On Friday Best Buy rejected an offer from company founder Richard Schulze to take the electronics retail giant private. Schulze got the ball rolling last summer when he proposed an informal offer of $24 to $26 per share but according to a source familiar with the matter as reported by Reuters, he was unable to line up the necessary debt and equity financing through private equity sponsors.

During a recent conference call, Best Buy CEO Hubert Joly said Schulze introduced Best Buy to several impressive private equity sponsors that have shown interest in the company but at the end of the day, the cost of the investments were determined to be excessive and dilutive to existing shareholders. As a result, Best Buy decided not to accept the offers.

At one point it is believed that the proposed investment hit $1 billion. We are also hearing that three private equity firms, Cerberus Capital Management LP CBS.UL, TPG Capital TPG.UL and Leonard Green & Partners, were all seeking a seat on the company's board.

The news seemingly ends Schulze's attempt to take Best Buy private and ironically enough, comes on the same day that the company announced better-than-expected quarterly results. One reason for this could be the fact that Best Buy implemented a price matching policy during the holiday buying season to combat showrooming.

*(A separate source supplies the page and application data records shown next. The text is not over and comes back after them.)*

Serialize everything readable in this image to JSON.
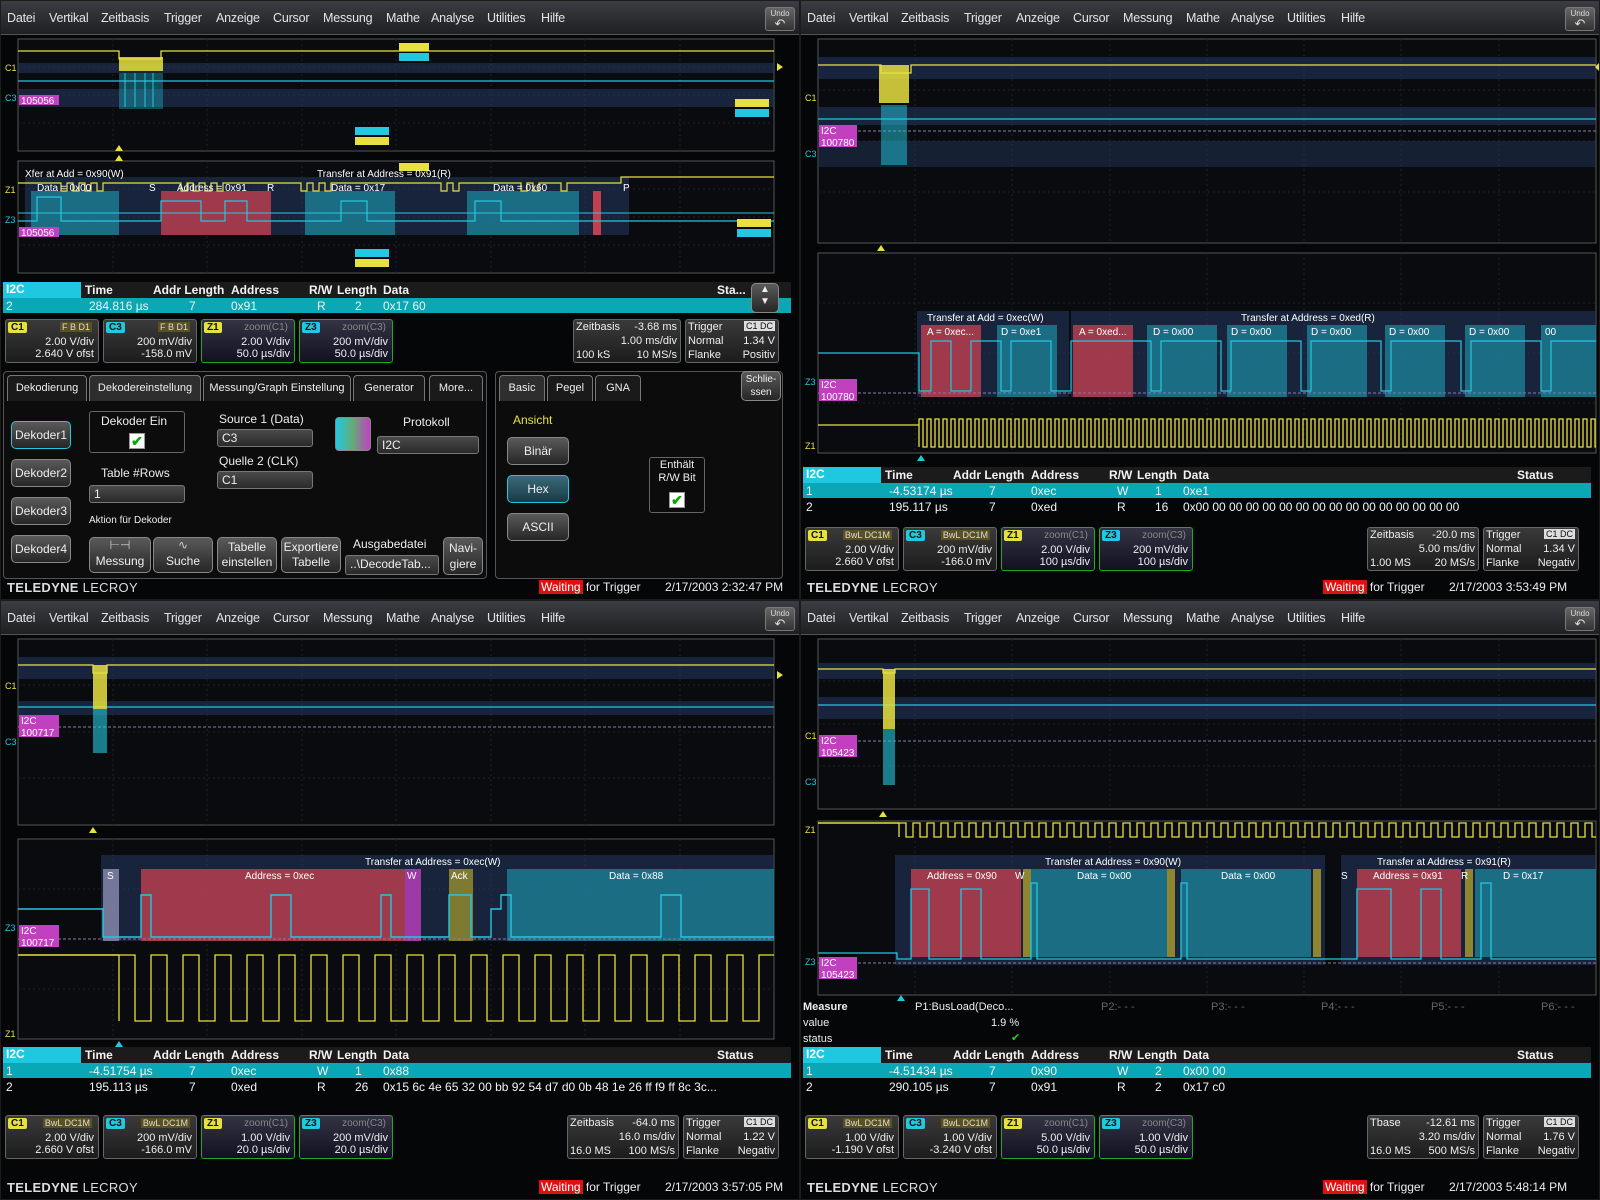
{
  "menu": [
    "Datei",
    "Vertikal",
    "Zeitbasis",
    "Trigger",
    "Anzeige",
    "Cursor",
    "Messung",
    "Mathe",
    "Analyse",
    "Utilities",
    "Hilfe"
  ],
  "undo_label": "Undo",
  "brand": {
    "name_bold": "TELEDYNE",
    "name_light": "LECROY"
  },
  "waiting": {
    "highlight": "Waiting",
    "rest": " for Trigger"
  },
  "colors": {
    "yellow": "#e8e040",
    "cyan": "#22c8e0",
    "magenta": "#c040c0",
    "red": "#c04050",
    "olive": "#9a9030",
    "teal": "#1d7f97"
  },
  "table_headers": {
    "tag": "I2C",
    "time": "Time",
    "addr_len": "Addr Length",
    "address": "Address",
    "rw": "R/W",
    "length": "Length",
    "data": "Data",
    "status": "Status"
  },
  "panes": [
    {
      "id": "tl",
      "timestamp": "2/17/2003 2:32:47 PM",
      "table": {
        "status_header": "Sta...",
        "rows": [
          [
            "2",
            "284.816 µs",
            "7",
            "0x91",
            "R",
            "2",
            "0x17 60"
          ]
        ]
      },
      "trace_labels": {
        "c1": "C1",
        "c3": "C3",
        "z1": "Z1",
        "z3": "Z3",
        "i2c": "I2C",
        "count": "105056",
        "xfer1": "Xfer at Add = 0x90(W)",
        "xfer2": "Transfer at Address = 0x91(R)",
        "seg_data1": "Data = 0x00",
        "seg_addr": "Address = 0x91",
        "seg_data2": "Data = 0x17",
        "seg_data3": "Data = 0x60",
        "s": "S",
        "r": "R",
        "p": "P"
      },
      "channels": [
        {
          "tag": "C1",
          "badges": "F B D1",
          "l1": "2.00 V/div",
          "l2": "2.640 V ofst"
        },
        {
          "tag": "C3",
          "badges": "F B D1",
          "l1": "200 mV/div",
          "l2": "-158.0 mV"
        },
        {
          "tag": "Z1",
          "zoom": "zoom(C1)",
          "l1": "2.00 V/div",
          "l2": "50.0 µs/div"
        },
        {
          "tag": "Z3",
          "zoom": "zoom(C3)",
          "l1": "200 mV/div",
          "l2": "50.0 µs/div"
        }
      ],
      "timebase": {
        "label": "Zeitbasis",
        "offset": "-3.68 ms",
        "per_div": "1.00 ms/div",
        "samples": "100 kS",
        "rate": "10 MS/s"
      },
      "trigger": {
        "label": "Trigger",
        "src": "C1 DC",
        "mode": "Normal",
        "level": "1.34 V",
        "type": "Flanke",
        "slope": "Positiv"
      },
      "dialog": {
        "tabs": [
          "Dekodierung",
          "Dekodereinstellung",
          "Messung/Graph Einstellung",
          "Generator",
          "More..."
        ],
        "decoders": [
          "Dekoder1",
          "Dekoder2",
          "Dekoder3",
          "Dekoder4"
        ],
        "decoder_on": "Dekoder Ein",
        "table_rows_label": "Table #Rows",
        "table_rows_value": "1",
        "source1_label": "Source 1 (Data)",
        "source1_value": "C3",
        "source2_label": "Quelle 2 (CLK)",
        "source2_value": "C1",
        "protocol_label": "Protokoll",
        "protocol_value": "I2C",
        "action_label": "Aktion für Dekoder",
        "actions": [
          "Messung",
          "Suche",
          "Tabelle einstellen",
          "Exportiere Tabelle"
        ],
        "output_label": "Ausgabedatei",
        "output_value": "..\\DecodeTab...",
        "navigate": "Navi-giere",
        "right_tabs": [
          "Basic",
          "Pegel",
          "GNA"
        ],
        "close": "Schlie-ssen",
        "view_label": "Ansicht",
        "view_buttons": [
          "Binär",
          "Hex",
          "ASCII"
        ],
        "rw_bit": "Enthält R/W Bit"
      }
    },
    {
      "id": "tr",
      "timestamp": "2/17/2003 3:53:49 PM",
      "table": {
        "rows": [
          [
            "1",
            "-4.53174 µs",
            "7",
            "0xec",
            "W",
            "1",
            "0xe1"
          ],
          [
            "2",
            "195.117 µs",
            "7",
            "0xed",
            "R",
            "16",
            "0x00 00 00 00 00 00 00 00 00 00 00 00 00 00 00 00"
          ]
        ]
      },
      "trace_labels": {
        "c1": "C1",
        "c3": "C3",
        "z1": "Z1",
        "z3": "Z3",
        "i2c": "I2C",
        "count": "100780",
        "xfer1": "Transfer at Add = 0xec(W)",
        "xfer2": "Transfer at Address = 0xed(R)",
        "segs": [
          "A = 0xec...",
          "D = 0xe1",
          "A = 0xed...",
          "D = 0x00",
          "D = 0x00",
          "D = 0x00",
          "D = 0x00",
          "D = 0x00",
          "00"
        ]
      },
      "channels": [
        {
          "tag": "C1",
          "badges": "BwL DC1M",
          "l1": "2.00 V/div",
          "l2": "2.660 V ofst"
        },
        {
          "tag": "C3",
          "badges": "BwL DC1M",
          "l1": "200 mV/div",
          "l2": "-166.0 mV"
        },
        {
          "tag": "Z1",
          "zoom": "zoom(C1)",
          "l1": "2.00 V/div",
          "l2": "100 µs/div"
        },
        {
          "tag": "Z3",
          "zoom": "zoom(C3)",
          "l1": "200 mV/div",
          "l2": "100 µs/div"
        }
      ],
      "timebase": {
        "label": "Zeitbasis",
        "offset": "-20.0 ms",
        "per_div": "5.00 ms/div",
        "samples": "1.00 MS",
        "rate": "20 MS/s"
      },
      "trigger": {
        "label": "Trigger",
        "src": "C1 DC",
        "mode": "Normal",
        "level": "1.34 V",
        "type": "Flanke",
        "slope": "Negativ"
      }
    },
    {
      "id": "bl",
      "timestamp": "2/17/2003 3:57:05 PM",
      "table": {
        "rows": [
          [
            "1",
            "-4.51754 µs",
            "7",
            "0xec",
            "W",
            "1",
            "0x88"
          ],
          [
            "2",
            "195.113 µs",
            "7",
            "0xed",
            "R",
            "26",
            "0x15 6c 4e 65 32 00 bb 92 54 d7 d0 0b 48 1e 26 ff f9 ff 8c 3c..."
          ]
        ]
      },
      "trace_labels": {
        "c1": "C1",
        "c3": "C3",
        "z1": "Z1",
        "z3": "Z3",
        "i2c": "I2C",
        "count": "100717",
        "xfer1": "Transfer at Address = 0xec(W)",
        "seg_addr": "Address = 0xec",
        "seg_data": "Data = 0x88",
        "s": "S",
        "w": "W",
        "ack": "Ack"
      },
      "channels": [
        {
          "tag": "C1",
          "badges": "BwL DC1M",
          "l1": "2.00 V/div",
          "l2": "2.660 V ofst"
        },
        {
          "tag": "C3",
          "badges": "BwL DC1M",
          "l1": "200 mV/div",
          "l2": "-166.0 mV"
        },
        {
          "tag": "Z1",
          "zoom": "zoom(C1)",
          "l1": "1.00 V/div",
          "l2": "20.0 µs/div"
        },
        {
          "tag": "Z3",
          "zoom": "zoom(C3)",
          "l1": "200 mV/div",
          "l2": "20.0 µs/div"
        }
      ],
      "timebase": {
        "label": "Zeitbasis",
        "offset": "-64.0 ms",
        "per_div": "16.0 ms/div",
        "samples": "16.0 MS",
        "rate": "100 MS/s"
      },
      "trigger": {
        "label": "Trigger",
        "src": "C1 DC",
        "mode": "Normal",
        "level": "1.22 V",
        "type": "Flanke",
        "slope": "Negativ"
      }
    },
    {
      "id": "br",
      "timestamp": "2/17/2003 5:48:14 PM",
      "table": {
        "rows": [
          [
            "1",
            "-4.51434 µs",
            "7",
            "0x90",
            "W",
            "2",
            "0x00 00"
          ],
          [
            "2",
            "290.105 µs",
            "7",
            "0x91",
            "R",
            "2",
            "0x17 c0"
          ]
        ]
      },
      "trace_labels": {
        "c1": "C1",
        "c3": "C3",
        "z1": "Z1",
        "z3": "Z3",
        "i2c": "I2C",
        "count": "105423",
        "xfer1": "Transfer at Address = 0x90(W)",
        "xfer2": "Transfer at Address = 0x91(R)",
        "seg_addr1": "Address = 0x90",
        "seg_d1": "Data = 0x00",
        "seg_d2": "Data = 0x00",
        "seg_addr2": "Address = 0x91",
        "seg_d3": "D = 0x17",
        "w": "W",
        "r": "R",
        "s": "S"
      },
      "measure": {
        "label": "Measure",
        "value_label": "value",
        "status_label": "status",
        "p1": "P1:BusLoad(Deco...",
        "p1_value": "1.9 %",
        "p2": "P2:- - -",
        "p3": "P3:- - -",
        "p4": "P4:- - -",
        "p5": "P5:- - -",
        "p6": "P6:- - -"
      },
      "channels": [
        {
          "tag": "C1",
          "badges": "BwL DC1M",
          "l1": "1.00 V/div",
          "l2": "-1.190 V ofst"
        },
        {
          "tag": "C3",
          "badges": "BwL DC1M",
          "l1": "1.00 V/div",
          "l2": "-3.240 V ofst"
        },
        {
          "tag": "Z1",
          "zoom": "zoom(C1)",
          "l1": "5.00 V/div",
          "l2": "50.0 µs/div"
        },
        {
          "tag": "Z3",
          "zoom": "zoom(C3)",
          "l1": "1.00 V/div",
          "l2": "50.0 µs/div"
        }
      ],
      "timebase": {
        "label": "Tbase",
        "offset": "-12.61 ms",
        "per_div": "3.20 ms/div",
        "samples": "16.0 MS",
        "rate": "500 MS/s"
      },
      "trigger": {
        "label": "Trigger",
        "src": "C1 DC",
        "mode": "Normal",
        "level": "1.76 V",
        "type": "Flanke",
        "slope": "Negativ"
      }
    }
  ]
}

For the fourth quarter ending on February 2, the company's loss narrowed to $409 million from $1.82 billion the year before. Revenue was up 0.2 percent to $16.71 billion thanks to renewed momentum in the US.